The RAF goes green

With a 90min Airbus Voyager test flight out of its Brize Norton base, it seems the Royal Air Force has chalked up a world first.

On 16 November the Voyager, the military tanker/transport version of the A330-200, took off with its Rolls-Royce Trent 772B turbofans burning pure, 100% sustainable aviation fuel. Many airlines have operated different types with a mix of standard aviation fuel and SAF – usually less than 50% – but no-one is believed to have used pure SAF before.

On board were an RAF crew supplemented by representatives from the SAF manufacturer BP, Airbus Defence & Space, and engine manufacturer R-R. FlightGlobal has reported a statement by Airbus experimental test pilot Jesus Ruiz, who was the aircraft commander for the test: “From the crew perspective, the SAF operation was ‘transparent’, meaning that no differences were observed operationally. The test plan was exhaustive and robust and has allowed us to compare SAF with JET [A]1.”

RAF Voyager tanker/transport (Crown Copyright)

BP crafted the SAF from used cooking oil. This being a flight operated in British airspace by my alma mater, the RAF, I have an unaccountably earnest desire to learn that the cooking oil came from the deep-fryers of English Fish & Chip bars. Given that Capt Ruiz confirms the flight went without a hitch, it seems BP successfully ensured the fuel was not contaminated with salt and vinegar!

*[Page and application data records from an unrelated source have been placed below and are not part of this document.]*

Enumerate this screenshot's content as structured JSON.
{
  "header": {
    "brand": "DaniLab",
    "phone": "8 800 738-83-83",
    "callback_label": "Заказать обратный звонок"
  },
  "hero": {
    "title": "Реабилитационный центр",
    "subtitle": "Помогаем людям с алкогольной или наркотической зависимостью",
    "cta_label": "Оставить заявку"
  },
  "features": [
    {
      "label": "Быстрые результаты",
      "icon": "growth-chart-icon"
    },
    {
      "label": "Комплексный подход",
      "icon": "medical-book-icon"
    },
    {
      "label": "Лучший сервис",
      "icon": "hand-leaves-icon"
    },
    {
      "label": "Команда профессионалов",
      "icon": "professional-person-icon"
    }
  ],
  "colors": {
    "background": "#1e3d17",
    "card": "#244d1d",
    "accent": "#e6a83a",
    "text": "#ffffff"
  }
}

Joking aside, this is a very welcome achievement, as is the RAF’s stated objective for sustainable flight. Chief of the air staff Air Chief Marshal Sir Mike Wigston says the RAF is committed to achieving net-zero air operations by 2040, a decade ahead of the present global aviation target.